In a case in which it was held that an employee was unfairly dismissed for setting up a camera to monitor anyone who entered his private office, the Employment Appeal Tribunal (EAT) has also provided useful guidance on the approach employers should take to investigating and hearing connected disciplinary hearings against more than one employee.
- In most cases involving covert surveillance the complaint is that the employee has been covertly monitored by the employer; in this case, it was the other way round. The employer should have carried out a balancing exercise between the employee’s right to protect his confidential information and the privacy rights of others before deciding to dismiss.
- Employers may wish to include covert surveillance of any kind at any time by their employees as gross misconduct in disciplinary policies.
- The Acas Code on Disciplinary and Grievance Procedures says that where possible, the same person should not carry out both the investigation and disciplinary hearing against the same person.

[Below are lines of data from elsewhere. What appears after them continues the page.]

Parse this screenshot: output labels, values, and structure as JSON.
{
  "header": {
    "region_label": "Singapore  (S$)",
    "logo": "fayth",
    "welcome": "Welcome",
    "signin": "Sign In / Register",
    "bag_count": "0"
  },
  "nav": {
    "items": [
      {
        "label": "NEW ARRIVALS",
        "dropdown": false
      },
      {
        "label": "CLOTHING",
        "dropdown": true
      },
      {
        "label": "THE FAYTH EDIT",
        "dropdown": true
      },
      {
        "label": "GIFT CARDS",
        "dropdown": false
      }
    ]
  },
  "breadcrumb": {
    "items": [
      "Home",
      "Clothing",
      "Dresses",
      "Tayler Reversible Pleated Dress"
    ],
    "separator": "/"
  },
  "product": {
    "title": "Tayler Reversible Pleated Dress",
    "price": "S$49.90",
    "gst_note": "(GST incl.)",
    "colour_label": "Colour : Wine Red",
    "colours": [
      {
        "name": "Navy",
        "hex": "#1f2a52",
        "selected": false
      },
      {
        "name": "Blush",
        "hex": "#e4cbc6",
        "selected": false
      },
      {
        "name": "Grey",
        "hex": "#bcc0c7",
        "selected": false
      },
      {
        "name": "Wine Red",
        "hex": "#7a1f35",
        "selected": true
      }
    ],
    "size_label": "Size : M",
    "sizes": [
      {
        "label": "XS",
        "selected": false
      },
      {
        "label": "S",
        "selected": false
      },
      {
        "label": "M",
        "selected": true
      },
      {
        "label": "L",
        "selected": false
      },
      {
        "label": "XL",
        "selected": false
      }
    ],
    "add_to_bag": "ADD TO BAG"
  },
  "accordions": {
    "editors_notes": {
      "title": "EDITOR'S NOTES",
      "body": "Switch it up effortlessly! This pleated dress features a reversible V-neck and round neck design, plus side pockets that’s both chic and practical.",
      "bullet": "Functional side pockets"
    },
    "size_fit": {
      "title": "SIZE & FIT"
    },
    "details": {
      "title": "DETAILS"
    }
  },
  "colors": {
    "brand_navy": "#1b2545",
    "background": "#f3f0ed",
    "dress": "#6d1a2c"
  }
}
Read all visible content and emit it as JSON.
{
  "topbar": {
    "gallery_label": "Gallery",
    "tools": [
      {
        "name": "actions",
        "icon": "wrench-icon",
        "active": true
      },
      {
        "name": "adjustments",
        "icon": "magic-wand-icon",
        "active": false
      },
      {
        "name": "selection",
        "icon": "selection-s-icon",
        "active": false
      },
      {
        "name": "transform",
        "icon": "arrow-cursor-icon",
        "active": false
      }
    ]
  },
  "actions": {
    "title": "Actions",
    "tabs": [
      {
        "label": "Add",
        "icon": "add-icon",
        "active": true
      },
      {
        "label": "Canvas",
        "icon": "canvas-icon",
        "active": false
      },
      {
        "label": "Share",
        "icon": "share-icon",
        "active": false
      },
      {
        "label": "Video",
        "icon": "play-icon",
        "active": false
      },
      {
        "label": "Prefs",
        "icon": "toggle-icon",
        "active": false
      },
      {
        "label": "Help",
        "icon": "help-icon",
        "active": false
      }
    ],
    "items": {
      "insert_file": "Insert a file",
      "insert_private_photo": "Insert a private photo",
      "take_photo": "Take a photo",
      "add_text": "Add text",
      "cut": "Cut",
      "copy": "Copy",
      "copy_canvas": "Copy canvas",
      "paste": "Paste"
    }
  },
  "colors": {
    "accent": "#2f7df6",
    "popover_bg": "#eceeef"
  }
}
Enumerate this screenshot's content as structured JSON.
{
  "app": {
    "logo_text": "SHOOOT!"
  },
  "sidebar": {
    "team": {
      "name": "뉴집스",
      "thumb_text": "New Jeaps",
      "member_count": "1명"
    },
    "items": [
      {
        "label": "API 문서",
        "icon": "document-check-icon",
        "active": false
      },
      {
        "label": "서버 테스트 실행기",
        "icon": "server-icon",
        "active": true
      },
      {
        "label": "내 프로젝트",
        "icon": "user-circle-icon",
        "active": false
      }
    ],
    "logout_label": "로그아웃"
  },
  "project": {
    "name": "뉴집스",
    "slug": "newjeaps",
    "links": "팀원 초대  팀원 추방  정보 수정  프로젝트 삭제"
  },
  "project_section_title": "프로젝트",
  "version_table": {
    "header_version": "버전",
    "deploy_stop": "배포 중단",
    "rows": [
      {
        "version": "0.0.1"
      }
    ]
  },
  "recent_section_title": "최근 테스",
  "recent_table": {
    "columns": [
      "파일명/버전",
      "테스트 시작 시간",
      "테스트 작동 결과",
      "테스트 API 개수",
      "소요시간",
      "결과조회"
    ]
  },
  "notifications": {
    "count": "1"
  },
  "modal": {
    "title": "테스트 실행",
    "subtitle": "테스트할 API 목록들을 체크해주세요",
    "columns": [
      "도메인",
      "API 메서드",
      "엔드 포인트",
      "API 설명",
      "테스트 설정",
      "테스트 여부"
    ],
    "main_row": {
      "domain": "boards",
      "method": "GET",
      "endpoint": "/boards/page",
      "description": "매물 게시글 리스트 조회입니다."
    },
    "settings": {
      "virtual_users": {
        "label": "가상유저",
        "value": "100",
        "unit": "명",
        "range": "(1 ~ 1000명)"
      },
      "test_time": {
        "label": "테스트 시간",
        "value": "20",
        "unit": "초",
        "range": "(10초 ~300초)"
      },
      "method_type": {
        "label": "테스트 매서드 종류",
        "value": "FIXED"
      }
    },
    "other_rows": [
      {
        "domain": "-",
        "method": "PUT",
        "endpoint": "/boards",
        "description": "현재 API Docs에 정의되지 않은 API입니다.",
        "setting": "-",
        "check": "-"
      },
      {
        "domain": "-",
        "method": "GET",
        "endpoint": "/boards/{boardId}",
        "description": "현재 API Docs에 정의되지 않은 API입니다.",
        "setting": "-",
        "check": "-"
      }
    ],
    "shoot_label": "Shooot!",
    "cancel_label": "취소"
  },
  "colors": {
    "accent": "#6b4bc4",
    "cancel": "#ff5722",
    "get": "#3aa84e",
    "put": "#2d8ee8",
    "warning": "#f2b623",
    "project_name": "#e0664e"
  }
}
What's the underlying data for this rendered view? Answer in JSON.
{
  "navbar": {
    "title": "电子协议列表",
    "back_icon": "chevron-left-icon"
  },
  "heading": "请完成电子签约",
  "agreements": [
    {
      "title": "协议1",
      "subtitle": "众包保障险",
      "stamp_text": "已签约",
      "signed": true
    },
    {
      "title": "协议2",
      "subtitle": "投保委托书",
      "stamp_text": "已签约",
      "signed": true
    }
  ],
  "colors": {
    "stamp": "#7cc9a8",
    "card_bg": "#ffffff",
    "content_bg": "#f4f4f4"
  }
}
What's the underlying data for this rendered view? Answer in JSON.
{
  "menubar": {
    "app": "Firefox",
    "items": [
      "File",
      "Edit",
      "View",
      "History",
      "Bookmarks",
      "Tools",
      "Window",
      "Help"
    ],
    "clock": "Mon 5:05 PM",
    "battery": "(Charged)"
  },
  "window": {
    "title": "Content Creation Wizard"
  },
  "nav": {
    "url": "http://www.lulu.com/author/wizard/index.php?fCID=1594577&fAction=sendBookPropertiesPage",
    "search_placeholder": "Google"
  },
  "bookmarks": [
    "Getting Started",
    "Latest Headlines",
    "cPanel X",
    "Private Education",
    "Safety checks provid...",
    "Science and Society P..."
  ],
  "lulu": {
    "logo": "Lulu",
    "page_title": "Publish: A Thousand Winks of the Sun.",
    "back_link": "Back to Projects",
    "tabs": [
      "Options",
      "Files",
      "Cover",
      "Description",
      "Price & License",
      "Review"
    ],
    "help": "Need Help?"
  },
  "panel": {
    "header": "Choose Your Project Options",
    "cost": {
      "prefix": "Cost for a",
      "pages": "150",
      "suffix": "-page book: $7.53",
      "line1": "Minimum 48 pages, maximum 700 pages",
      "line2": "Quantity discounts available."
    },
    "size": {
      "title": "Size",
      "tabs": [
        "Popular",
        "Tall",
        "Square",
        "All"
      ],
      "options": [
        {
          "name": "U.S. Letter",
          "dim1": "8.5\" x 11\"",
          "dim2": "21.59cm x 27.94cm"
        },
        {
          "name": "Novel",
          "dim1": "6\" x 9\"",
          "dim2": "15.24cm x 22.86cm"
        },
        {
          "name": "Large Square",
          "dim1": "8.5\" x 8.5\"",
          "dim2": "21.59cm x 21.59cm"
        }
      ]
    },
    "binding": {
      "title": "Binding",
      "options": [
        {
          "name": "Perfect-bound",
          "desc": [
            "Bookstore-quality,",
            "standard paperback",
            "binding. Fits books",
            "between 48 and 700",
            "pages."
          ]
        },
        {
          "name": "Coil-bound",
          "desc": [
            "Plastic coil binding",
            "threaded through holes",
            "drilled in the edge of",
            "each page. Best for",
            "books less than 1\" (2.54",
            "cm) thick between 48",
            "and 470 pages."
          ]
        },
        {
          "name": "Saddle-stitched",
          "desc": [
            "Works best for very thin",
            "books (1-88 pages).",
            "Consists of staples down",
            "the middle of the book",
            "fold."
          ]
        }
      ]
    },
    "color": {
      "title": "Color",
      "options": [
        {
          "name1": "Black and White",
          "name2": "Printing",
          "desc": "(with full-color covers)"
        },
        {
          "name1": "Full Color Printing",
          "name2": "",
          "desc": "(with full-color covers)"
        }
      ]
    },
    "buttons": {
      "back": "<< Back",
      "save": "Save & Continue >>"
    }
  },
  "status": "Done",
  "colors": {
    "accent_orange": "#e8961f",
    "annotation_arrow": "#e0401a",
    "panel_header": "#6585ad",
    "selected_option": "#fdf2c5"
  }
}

It is silent on connected disciplinary proceedings against different employees, so the EAT’s guidance will be helpful to employers. It is not necessary to “seal off” connected but not identical investigations from each other. Witness statements may be used in multiple hearings if they are relevant.
- For further information and to discuss what this development might mean for you, please get in touch with your usual Baker McKenzie contact.
In more detail
Mr. Anderson was an employee and director who, after a breakdown in trust between the directors of the company, was dismissed on five of the seven grounds of misconduct of which he had been accused. One of the grounds was that he had refused to hand over the password to his computer; another was that, having refused to disclose his password, he had secretly set up a camera in his office to monitor whether anyone entered the room to access his computer.
Two other employees were investigated, including a Mr. Richie, at the same time and, although the three cases were not identical, they were connected. Northbay engaged three external HR consultants to carry out the investigations and any subsequent disciplinary hearings and appeals. Mr. Anderson’s conduct was investigated by Ms. Bailey, and his disciplinary hearing was chaired by Ms. Newton. His appeal was dismissed by Ms. Flattery.
The employment tribunal upheld Mr. Anderson’s claim of unfair dismissal on all grounds. His dismissal was procedurally unfair because of failures in the investigation and because the outcome of the disciplinary process was pre-determined. The tribunal also found that there was a “fatal flaw” in in the investigation, because Ms. Newton had investigated another employee’s conduct and in doing so, had acquired knowledge relevant to Mr. Anderson’s case.
Northbay appealed to the EAT, which allowed its appeal.
Fair process when managing connected disciplinary proceedings
The EAT did not agree with the tribunal that there was a “fatal flaw” in the disciplinary process. Ms. Newton had taken a witness statement from Mr. Ritchie during her investigation into his conduct, and had used this knowledge during Mr. Anderson’s disciplinary hearing. The tribunal held that she should not have done so, and refused to consider Mr. Ritchie’s statement at the tribunal hearing.
The Acas Code on Disciplinary and Grievance Procedures states that, where practicable, the same person should not consult the investigation and disciplinary hearing in the same case. It does not refer to a situation such as in this case, where there are several disciplinary procedures. The EAT said that the critical question is whether investigating one of the employees is, in effect, investigating all of them.
It would not have been reasonable to expect Northbay to hire three different teams of HR consultants to investigate each separate employee’s conduct and hold any disciplinary hearings or appeals. There was no need for the investigations to be “sealed off” from one another. If a witness statement is relevant to several processes then it should be used in the interests of accuracy and coherence. The EAT directed the fresh tribunal to consider Mr. Ritchie’s evidence when the case was remitted.
In most cases involving covert surveillance the complaint is that the employee has been covertly monitored by the employer; in this case, it was the other way round. The employee, Mr. Anderson, tried to monitor his employer. His suspicions had been aroused because about two weeks before his suspension, on entering his office he found a USB drive and his computer keyboard lying on the floor and he then set up the camera after his suspension from work pending investigation.
The EAT upheld the finding that it was unfair to dismiss Mr. Anderson on this ground.
Employers wishing to use surveillance in the workplace are expected to carry out a balancing exercise and Northbay should have conducted a balancing exercise between colleagues’ right to privacy and Mr. Anderson’s wish to protect his confidential information.